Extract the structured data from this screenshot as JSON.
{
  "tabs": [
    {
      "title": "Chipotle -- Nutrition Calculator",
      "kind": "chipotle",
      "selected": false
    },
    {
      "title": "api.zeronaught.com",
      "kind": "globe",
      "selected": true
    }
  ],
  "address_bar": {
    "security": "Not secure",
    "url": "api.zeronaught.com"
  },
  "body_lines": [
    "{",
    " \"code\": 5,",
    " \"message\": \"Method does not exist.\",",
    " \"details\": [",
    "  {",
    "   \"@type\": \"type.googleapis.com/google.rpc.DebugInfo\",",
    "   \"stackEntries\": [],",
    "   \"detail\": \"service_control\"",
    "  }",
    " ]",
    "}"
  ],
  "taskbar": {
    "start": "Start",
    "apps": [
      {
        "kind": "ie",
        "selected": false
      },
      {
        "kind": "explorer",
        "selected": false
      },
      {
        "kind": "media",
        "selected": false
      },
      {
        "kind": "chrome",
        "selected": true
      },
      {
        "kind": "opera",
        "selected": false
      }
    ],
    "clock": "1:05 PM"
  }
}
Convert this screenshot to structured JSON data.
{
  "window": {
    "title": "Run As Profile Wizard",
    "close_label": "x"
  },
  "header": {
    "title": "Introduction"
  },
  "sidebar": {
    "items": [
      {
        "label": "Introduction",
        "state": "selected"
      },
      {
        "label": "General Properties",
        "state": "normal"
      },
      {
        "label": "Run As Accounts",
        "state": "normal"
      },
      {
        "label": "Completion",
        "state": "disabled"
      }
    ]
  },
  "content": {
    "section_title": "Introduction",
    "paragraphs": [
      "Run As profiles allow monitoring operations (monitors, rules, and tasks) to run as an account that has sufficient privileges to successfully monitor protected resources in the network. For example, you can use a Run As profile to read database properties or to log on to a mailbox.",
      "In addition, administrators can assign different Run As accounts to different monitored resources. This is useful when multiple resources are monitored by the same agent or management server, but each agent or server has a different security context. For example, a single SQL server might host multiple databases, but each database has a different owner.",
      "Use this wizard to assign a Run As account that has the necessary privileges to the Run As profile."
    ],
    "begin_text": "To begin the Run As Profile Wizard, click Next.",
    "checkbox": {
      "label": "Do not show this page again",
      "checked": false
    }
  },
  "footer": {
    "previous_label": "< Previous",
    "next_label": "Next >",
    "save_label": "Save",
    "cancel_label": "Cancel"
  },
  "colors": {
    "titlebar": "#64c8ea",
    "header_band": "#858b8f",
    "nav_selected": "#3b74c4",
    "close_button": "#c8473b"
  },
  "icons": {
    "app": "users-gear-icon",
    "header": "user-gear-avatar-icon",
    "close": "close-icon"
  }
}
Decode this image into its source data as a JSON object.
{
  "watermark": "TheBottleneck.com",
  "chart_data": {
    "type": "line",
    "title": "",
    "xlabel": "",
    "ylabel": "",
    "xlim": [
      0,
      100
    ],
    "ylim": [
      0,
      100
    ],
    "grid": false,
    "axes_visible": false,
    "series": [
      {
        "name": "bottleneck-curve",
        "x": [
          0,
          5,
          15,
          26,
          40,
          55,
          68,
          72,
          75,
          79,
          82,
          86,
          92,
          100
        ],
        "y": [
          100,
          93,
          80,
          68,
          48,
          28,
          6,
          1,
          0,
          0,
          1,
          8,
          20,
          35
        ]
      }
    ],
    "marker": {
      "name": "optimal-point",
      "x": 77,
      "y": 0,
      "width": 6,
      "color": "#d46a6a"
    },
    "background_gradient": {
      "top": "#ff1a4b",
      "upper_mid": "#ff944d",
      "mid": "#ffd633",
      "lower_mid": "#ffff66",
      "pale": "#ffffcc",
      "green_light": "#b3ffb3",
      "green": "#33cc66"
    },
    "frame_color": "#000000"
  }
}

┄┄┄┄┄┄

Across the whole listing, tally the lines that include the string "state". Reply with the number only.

[Written answer] 4